In a post-9/11 world, the present is as unpredictable as any future…
Paid to predict the hottest trends, Cayce Pollard is in London to evaluate the redesign of a famous corporate logo when she’s offered a different assignment: find the creator of the obscure, enigmatic video clips being uploaded to the Internet—footage that is generating massive underground buzz worldwide.
Still haunted by the memory of her missing father—a Cold War security guru who disappeared in downtown Manhattan on the morning of September 11, 2001—Cayce is soon traveling through parallel universes of marketing, globalization, and terror, heading always for the still point where the three converge. From London to Tokyo to Moscow, she follows the implications of a secret as disturbing—and compelling—as the twenty-first century promises to be.
The first of William Gibson’s usually futuristic novels to be set in the present, Pattern Recognition is a masterful snapshot of modern consumer culture and hipster esoterica. Set in London, Tokyo, and Moscow, Pattern Recognition takes the reader on a tour of a global village inhabited by power-hungry marketeers, industrial saboteurs, high-end hackers, Russian mob bosses, Internet fan-boys, techno archeologists, washed-out spies, cultural documentarians, and our heroine Cayce Pollard—a soothsaying “cool hunter” with an allergy to brand names.
Pollard is among a cult-like group of Internet obsessives that strives to find meaning and patterns within a mysterious collection of video moments, merely called “the footage,” let loose onto the Internet by an unknown source. Her hobby and work collide when a megalomaniac client hires her to track down whoever is behind the footage. Cayce’s quest will take her in and out of harm’s way in a high-stakes game that ultimately coincides with her desire to reconcile her father’s disappearance during the September 11 attacks in New York.
Although he forgoes his usual future-think tactics, this is very much a William Gibson novel, more so for fans who realize that Gibson’s brilliance lies not in constructing new futures but in using astute observations of present-day cultural flotsam to create those futures. With Pattern Recognition, Gibson skips the extrapolation and focuses his acumen on our confusing contemporary world, using the precocious Pollard to personify and humanize the uncertain anxiety, optimistic hope, and downright fear many feel when looking to the future.

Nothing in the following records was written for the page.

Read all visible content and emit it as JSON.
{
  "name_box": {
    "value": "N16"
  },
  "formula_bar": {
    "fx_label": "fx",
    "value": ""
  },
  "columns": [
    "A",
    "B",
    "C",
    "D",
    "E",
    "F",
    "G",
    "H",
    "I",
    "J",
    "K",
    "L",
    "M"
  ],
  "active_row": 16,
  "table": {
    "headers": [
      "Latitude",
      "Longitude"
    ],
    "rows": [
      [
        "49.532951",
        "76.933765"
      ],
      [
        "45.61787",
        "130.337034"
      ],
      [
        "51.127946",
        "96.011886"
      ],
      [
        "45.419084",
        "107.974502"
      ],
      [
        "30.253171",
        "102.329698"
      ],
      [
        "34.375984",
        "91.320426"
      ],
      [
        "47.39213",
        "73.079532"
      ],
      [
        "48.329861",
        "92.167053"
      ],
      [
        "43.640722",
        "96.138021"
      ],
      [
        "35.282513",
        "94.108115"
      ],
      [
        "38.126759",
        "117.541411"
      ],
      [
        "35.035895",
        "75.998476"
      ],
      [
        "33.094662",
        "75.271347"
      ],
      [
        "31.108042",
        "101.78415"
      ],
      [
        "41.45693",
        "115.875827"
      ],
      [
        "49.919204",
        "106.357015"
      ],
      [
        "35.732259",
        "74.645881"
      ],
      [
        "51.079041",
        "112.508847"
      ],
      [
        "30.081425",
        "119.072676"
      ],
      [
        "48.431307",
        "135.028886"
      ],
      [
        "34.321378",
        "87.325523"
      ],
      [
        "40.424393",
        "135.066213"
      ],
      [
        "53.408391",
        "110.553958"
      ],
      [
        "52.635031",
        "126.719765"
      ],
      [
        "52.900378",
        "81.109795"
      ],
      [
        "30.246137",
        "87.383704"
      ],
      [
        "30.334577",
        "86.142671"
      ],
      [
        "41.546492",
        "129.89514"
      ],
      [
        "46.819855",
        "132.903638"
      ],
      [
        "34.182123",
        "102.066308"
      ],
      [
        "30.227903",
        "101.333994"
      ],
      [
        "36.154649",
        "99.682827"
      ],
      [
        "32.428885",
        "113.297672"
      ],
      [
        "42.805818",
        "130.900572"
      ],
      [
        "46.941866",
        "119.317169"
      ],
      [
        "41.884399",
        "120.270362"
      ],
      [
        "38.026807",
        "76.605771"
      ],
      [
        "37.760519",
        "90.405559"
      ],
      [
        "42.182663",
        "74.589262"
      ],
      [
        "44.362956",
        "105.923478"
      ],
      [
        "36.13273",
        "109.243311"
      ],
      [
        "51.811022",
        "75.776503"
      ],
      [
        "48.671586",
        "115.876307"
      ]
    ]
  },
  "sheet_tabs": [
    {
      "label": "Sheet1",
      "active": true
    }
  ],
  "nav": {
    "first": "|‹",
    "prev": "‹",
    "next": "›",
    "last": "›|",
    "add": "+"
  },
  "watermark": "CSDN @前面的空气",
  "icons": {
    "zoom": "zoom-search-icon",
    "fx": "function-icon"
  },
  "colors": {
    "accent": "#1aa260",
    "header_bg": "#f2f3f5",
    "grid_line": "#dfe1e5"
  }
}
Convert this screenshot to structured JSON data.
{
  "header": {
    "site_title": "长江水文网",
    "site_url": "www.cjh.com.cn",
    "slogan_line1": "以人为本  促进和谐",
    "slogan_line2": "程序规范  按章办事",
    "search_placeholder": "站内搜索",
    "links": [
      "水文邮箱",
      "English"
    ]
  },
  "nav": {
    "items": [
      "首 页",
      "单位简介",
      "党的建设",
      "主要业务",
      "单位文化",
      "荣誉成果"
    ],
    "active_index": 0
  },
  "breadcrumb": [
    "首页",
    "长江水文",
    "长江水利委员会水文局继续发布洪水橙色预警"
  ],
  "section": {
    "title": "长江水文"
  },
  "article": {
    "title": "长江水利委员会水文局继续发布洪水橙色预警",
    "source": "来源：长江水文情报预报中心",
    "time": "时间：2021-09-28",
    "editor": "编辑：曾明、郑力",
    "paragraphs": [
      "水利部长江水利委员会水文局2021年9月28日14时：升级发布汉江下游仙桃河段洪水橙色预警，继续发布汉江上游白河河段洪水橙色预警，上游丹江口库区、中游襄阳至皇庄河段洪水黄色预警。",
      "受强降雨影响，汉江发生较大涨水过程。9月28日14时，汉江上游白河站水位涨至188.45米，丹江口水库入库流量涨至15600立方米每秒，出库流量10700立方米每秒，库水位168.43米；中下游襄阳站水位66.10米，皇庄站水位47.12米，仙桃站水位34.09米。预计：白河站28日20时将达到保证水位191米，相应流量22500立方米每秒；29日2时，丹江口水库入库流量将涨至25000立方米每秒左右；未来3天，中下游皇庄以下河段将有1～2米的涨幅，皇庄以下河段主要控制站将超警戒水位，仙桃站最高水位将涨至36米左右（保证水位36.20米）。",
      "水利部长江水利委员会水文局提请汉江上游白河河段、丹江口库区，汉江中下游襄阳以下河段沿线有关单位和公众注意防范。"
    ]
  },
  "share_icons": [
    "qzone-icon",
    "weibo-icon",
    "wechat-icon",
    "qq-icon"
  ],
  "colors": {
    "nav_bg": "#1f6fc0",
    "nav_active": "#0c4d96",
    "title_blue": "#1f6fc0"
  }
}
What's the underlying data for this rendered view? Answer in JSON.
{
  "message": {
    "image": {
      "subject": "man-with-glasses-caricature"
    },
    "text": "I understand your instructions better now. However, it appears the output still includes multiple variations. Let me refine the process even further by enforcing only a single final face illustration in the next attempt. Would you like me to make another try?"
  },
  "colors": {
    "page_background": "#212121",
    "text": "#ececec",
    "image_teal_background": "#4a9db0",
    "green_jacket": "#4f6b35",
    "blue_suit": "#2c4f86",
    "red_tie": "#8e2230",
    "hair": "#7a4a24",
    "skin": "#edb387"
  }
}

The novel is filled with Gibson’s lyric descriptions and astute observations of modern life, making it worth the read for both cool hunters and their prey. —Jeremy Pugh